Growing up in the small autonomous Republic of Buryatia, she wanted to be like her older sister. She envied her sister for her success going to a university and traveling to cities all over the Soviet Union.
Pozdnyakova enjoyed nothing more than watching her sister train. There was just something there that Tatyana Pozdnyakova knew that she wanted.
When her sister would come home from college, Tatyana would do her best to imitate her and her running style.
Pozdnyakova was very competitive in everything she did. She had a love for all sports.
“I was very energetic and I always wanted to be the best, but I never thought I would be successful at track and field,” Pozdnyakova said.
Once she turned 18, she began to follow in the footsteps of the sister she once really looked up to. Pozdnyakova began to run when she started college.
While running was something fairly new for her, she was very successful at it.
She was a mainstay on the Soviet team for 11 years from 1980 — 1991.
At the IAAF World Cross Country Championships during the period of 1981 through 1985, Tatyana was part of two Gold Medal teams, 1981 and 1982, and also was part of two Silver Medal teams, 1983 and 1985.

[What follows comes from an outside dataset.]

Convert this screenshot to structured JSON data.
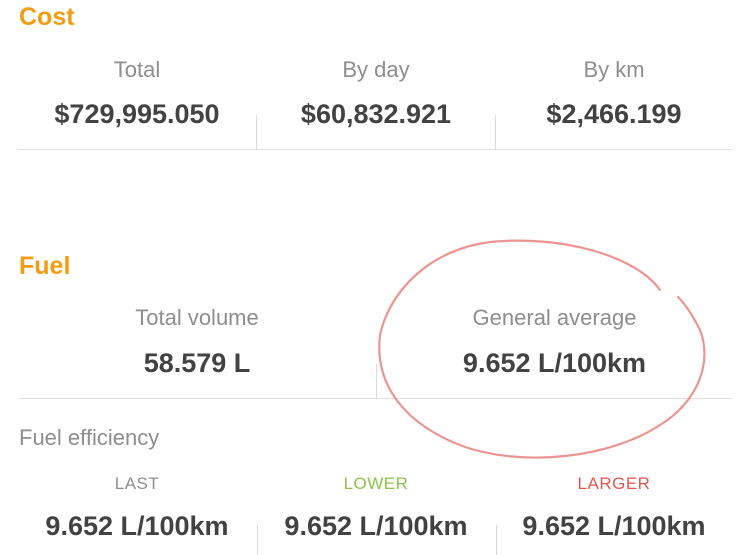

To add to those accomplishments she is also a seven-time Soviet Union champion.
“When you become the Champion of the Soviet Union, especially in those times, it was very honored and prestigious,” she said. “When you succeeded it was inexpressible happiness.”

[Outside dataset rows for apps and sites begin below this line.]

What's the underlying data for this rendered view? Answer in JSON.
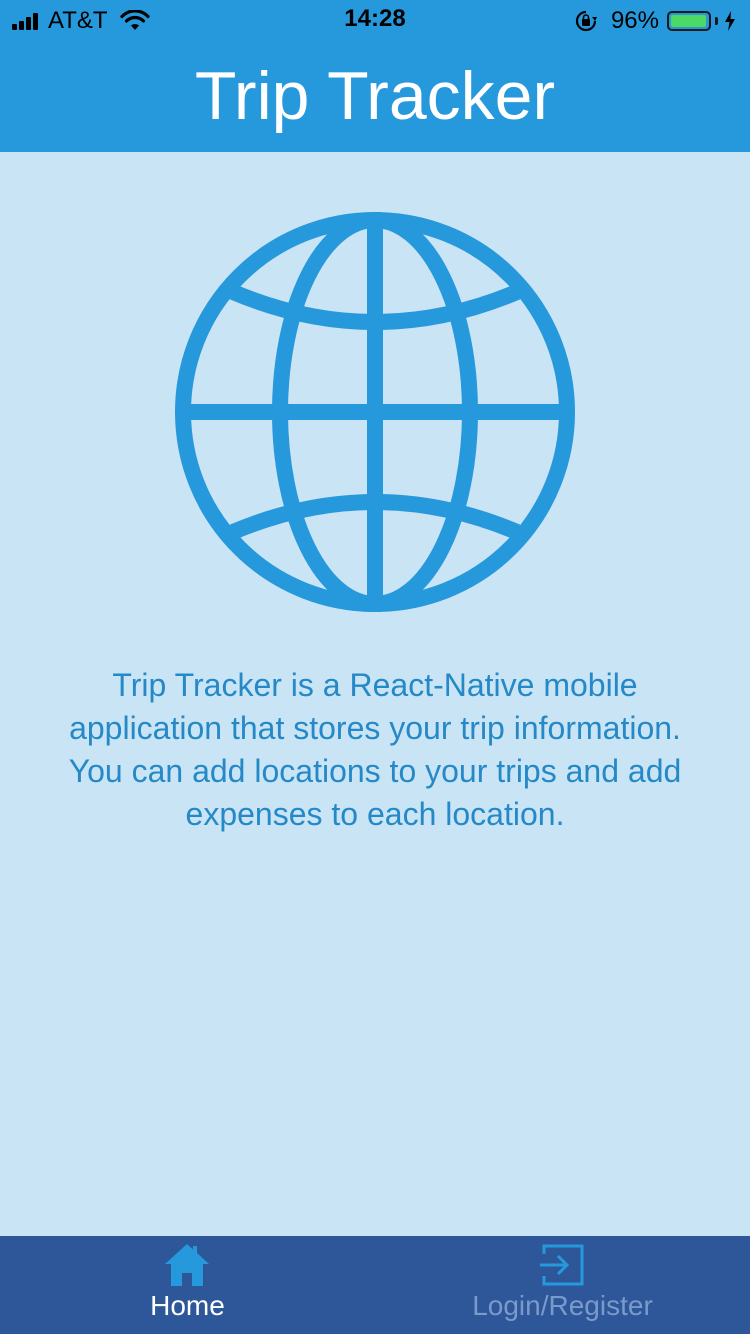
{
  "status_bar": {
    "carrier": "AT&T",
    "time": "14:28",
    "battery_percent": "96%",
    "battery_level": 0.96,
    "icons": [
      "signal-icon",
      "wifi-icon",
      "orientation-lock-icon",
      "battery-icon",
      "charging-bolt-icon"
    ]
  },
  "header": {
    "title": "Trip Tracker"
  },
  "main": {
    "hero_icon": "globe-icon",
    "description": "Trip Tracker is a React-Native mobile application that stores your trip information. You can add locations to your trips and add expenses to each location."
  },
  "tab_bar": {
    "tabs": [
      {
        "label": "Home",
        "icon": "home-icon",
        "active": true
      },
      {
        "label": "Login/Register",
        "icon": "login-icon",
        "active": false
      }
    ]
  },
  "colors": {
    "header_bg": "#2698dc",
    "page_bg": "#c9e4f4",
    "accent": "#2698dc",
    "description_text": "#2589c7",
    "tab_bar_bg": "#2e579a",
    "tab_active_label": "#ffffff",
    "tab_inactive": "#7a9acb",
    "battery_fill": "#4cd964"
  }
}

Pozdnyakova has performed on some of the biggest stages in the world, including the World Cup, World Championships, Championships of Europe and has qualified for the Olympics on four different occasions.
She never did get to chance to run in the Olympics even though she has qualified and had results that matched those considered world-class.
Once the Soviet Union disintegrated in 1991, she had a stint with the Ukraine national team and also started to focus on long distance running.
While she had so many awards and accomplishments in her younger years, her running success was just like fine wine, it was getting better with age.
At the age of 39 she started to run marathons. Between 1994 and 2006 she competed in 27 of them, winning 12, and acheiving runner-up in six.
Two of the biggest wins in her career were her overall titles in the 2003 and 2004 Los Angeles City Marathons.
“I was never focused on winning,” she said. “I just wanted to do my best and
I think God helped me.”
Once you turn the age of 40 your are considered to be in the Master Class and she owns several world-records in runs for the class.
She has also been named female Masters Runner of the Year by Runner’s World Magazine.
In 2006, she decided it was time to hang up the running shoes and retire from professional running.
Once retired, she still had the passion and love for the sport, so she chose to put that passion into coaching. She was also an agent for other professional runners from the Ukraine, Belarus and Russia.
At the end of 2009, Tatyana and her husband Alex, a former Soviet Union and Ukraine national champion, decided to move to Oregon to look for a coaching job.
She soon received a call from LCC’s head cross country coach John Scholl. Now she and her husband are helping coach the Titans to what could be a championship season.
Her career has now turned full-circle. She started with a dream: to be like the sister who was able to run at the collegiate level. Not only has Pozdnyakova done that — she has run at the professional level and set world records — she’s passing her knowledge on to runners who aspire to do the same.